An urban environmental program sparking economic development and thriving neighborhoods for all.
The Woonasquatucket River Watershed Council (WRWC) sparks economic development through our work restoring the Woonasquatucket River and communities around it, and by enhancing, extending and bringing people to the Woonasquatucket River Greenway.
The WRWC is a successful model of community revitalization that helps people discover this local American Heritage River and its natural resources, channeling life and economic development into neighborhoods.
Today, we can see results, but there’s so much more to do. Your support will help ensure that the Woonasquatucket continues to be a source of fun, healthy communities, relaxation, opportunity and vibrant places for all.
The Woonasquatucket River Watershed Council creates positive environmental, social and economic change by revitalizing the Woonasquatucket River, its Greenway and its communities.
Join us on a virtual tour of the Woonasquatucket River Watershed. Using ARC GIS’ Story Maps, we highlight some of WRWC’s major accomplishments and projects, as well as what’s to come next. Click on the map to start the tour.
Since the Woonasquatucket River Watershed Council’s very start, we have built the Woonasquatucket Greenway in collaboration with Black, Indigenous, and People of Color (BIPOC) residents within our Woonasquatucket communities who want what everyone has the fundamental right to: safe green spaces for their children, safe transportation routes, fresh air, and clean water. Decades into our work, we continue to improve our corner of the smallest state. We can never be complacent about defending safe places to enjoy nature. To find peace. And to breathe.
We support the fundamental right to protest and the exercise of free speech. We prioritize BIPOC voices and experiences. As a largely white-led organization, we know that it is our work to dismantle racism in order to achieve justice for all communities.
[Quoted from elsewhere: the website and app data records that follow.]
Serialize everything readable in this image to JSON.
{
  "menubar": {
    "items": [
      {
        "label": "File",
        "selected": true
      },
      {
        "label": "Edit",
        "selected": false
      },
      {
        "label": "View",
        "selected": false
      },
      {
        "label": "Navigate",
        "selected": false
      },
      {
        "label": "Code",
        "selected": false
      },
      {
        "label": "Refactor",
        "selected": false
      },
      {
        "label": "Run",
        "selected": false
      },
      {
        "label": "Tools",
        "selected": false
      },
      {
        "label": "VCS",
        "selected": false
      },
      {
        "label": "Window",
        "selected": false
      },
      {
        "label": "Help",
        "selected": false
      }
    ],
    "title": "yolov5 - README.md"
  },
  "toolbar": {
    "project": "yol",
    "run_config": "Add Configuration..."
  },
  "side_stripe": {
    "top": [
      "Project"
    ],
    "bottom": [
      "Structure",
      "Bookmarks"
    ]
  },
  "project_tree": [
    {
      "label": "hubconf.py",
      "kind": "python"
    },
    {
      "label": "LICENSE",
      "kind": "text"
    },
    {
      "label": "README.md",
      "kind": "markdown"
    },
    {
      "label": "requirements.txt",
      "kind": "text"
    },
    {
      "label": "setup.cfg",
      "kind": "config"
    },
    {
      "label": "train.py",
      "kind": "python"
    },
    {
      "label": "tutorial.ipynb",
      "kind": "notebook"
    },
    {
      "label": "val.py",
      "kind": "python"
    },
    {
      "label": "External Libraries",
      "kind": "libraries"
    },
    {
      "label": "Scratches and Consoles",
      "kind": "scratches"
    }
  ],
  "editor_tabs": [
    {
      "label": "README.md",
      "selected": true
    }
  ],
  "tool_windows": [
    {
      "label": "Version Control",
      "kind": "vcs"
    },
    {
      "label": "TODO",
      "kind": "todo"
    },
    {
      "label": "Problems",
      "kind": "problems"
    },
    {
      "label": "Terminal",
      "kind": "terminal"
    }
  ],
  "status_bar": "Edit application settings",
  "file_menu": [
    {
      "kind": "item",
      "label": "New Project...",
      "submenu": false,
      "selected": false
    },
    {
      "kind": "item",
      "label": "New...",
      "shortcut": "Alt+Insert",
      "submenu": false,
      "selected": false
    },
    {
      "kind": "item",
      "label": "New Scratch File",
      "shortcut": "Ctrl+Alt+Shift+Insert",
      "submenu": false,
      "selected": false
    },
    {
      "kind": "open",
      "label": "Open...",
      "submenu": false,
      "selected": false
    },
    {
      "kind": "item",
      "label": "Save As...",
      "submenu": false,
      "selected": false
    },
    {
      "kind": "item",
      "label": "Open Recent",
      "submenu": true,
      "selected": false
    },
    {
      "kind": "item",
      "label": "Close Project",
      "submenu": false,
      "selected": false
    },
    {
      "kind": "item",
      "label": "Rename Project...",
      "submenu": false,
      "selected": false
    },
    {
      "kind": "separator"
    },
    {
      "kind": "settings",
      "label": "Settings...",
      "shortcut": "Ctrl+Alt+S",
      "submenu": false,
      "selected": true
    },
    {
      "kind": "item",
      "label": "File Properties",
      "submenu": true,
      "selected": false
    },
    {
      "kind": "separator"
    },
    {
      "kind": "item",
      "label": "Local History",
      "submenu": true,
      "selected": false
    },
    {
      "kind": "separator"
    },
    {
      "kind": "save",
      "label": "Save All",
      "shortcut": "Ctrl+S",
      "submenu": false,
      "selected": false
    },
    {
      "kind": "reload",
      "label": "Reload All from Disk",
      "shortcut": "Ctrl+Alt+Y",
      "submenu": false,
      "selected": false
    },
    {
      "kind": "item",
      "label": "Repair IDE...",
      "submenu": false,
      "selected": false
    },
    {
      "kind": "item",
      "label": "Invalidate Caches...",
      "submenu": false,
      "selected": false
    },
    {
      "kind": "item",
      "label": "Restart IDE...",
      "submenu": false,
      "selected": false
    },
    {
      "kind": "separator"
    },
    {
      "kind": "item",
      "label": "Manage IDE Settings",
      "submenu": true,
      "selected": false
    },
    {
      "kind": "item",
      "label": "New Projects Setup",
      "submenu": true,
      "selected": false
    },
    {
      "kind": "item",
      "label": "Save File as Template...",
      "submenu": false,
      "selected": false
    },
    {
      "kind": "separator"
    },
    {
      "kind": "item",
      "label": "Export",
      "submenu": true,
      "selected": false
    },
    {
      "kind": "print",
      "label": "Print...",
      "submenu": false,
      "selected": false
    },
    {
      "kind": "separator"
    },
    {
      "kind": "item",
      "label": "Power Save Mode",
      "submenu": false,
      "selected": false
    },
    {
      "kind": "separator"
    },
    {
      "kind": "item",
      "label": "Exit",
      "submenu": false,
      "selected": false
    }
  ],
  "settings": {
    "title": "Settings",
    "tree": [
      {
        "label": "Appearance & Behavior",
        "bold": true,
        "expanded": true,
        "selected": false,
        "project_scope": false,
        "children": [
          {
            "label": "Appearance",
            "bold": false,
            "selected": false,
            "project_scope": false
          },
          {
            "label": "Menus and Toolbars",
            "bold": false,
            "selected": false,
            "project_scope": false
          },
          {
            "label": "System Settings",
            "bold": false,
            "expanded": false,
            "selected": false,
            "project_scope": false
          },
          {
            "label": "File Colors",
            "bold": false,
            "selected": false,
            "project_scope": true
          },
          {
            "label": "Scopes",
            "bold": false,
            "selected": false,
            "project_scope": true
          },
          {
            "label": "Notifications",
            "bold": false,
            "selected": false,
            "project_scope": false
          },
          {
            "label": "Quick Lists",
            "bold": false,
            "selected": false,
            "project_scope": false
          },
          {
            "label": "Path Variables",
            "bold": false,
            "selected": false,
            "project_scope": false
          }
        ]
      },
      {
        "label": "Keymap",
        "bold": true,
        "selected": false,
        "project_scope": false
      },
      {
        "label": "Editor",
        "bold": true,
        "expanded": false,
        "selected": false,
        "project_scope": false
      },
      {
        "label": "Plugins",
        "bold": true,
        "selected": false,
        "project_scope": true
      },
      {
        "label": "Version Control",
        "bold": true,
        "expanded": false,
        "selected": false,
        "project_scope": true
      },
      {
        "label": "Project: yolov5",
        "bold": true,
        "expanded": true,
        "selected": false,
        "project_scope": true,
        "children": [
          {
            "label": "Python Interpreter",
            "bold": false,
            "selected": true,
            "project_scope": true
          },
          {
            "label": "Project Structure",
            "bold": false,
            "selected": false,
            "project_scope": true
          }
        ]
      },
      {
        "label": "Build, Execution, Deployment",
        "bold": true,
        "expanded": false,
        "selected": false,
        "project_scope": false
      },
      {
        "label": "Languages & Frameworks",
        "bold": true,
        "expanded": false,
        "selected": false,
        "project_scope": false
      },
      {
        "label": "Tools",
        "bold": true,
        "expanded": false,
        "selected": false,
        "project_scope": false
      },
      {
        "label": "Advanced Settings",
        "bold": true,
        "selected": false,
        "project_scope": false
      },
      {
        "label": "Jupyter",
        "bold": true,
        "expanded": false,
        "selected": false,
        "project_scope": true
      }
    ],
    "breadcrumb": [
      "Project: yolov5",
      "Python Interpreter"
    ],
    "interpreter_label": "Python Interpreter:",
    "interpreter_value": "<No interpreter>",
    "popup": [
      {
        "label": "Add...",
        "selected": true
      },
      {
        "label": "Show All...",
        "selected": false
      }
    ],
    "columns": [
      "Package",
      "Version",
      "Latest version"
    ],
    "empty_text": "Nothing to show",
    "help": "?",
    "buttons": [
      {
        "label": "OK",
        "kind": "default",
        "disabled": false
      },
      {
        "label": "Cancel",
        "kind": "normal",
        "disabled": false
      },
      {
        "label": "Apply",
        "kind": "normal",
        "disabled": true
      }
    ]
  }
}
We reaffirm our commitment to becoming an equitable organization, standing strong for racial justice and acting to insure robust BIPOC representation in our leadership and staff. We must continue to listen, learn, and act. We know we have a lot of work to do.
We are grateful to the emerging BIPOC community leaders who lead our “New Voices at the Water Table” project for sharing their experiences and commitment to transformative environmental change in Providence and beyond. We continue to educate our youth on ways to advocate for environmental justice, and learn from them ways we can grow and change to become more open, accepting, and inclusive in our work. We believe that our nation is at a turning point, led by this next generation that understands that we all need to breathe freely.
Since its very start, the United States has been and is still plagued by systemic racism. This is powerfully clear now as we say the name of George Floyd, a Black man who died under the knee of a Minneapolis police officer in May. We say the name of Breonna Taylor, a Black woman shot in her sleep by Louisville Police officers in March. And we say the name of Ahmaud Arbery, a Black man killed running for his life by hateful fellow citizens in February. We say their names now, understanding that their deaths are but three instances among countless others that stain our national fabric with the brutal, systematic devaluation of life. All of us at the Woonasquatucket River Watershed Council recognize the injustices that impact communities of color.
We are committed to be at the table to end racial injustices and disparities. We will continue to listen, collaborate, and share our strength to achieve equity. We respond by saying over and over that Black Lives Matter. Always!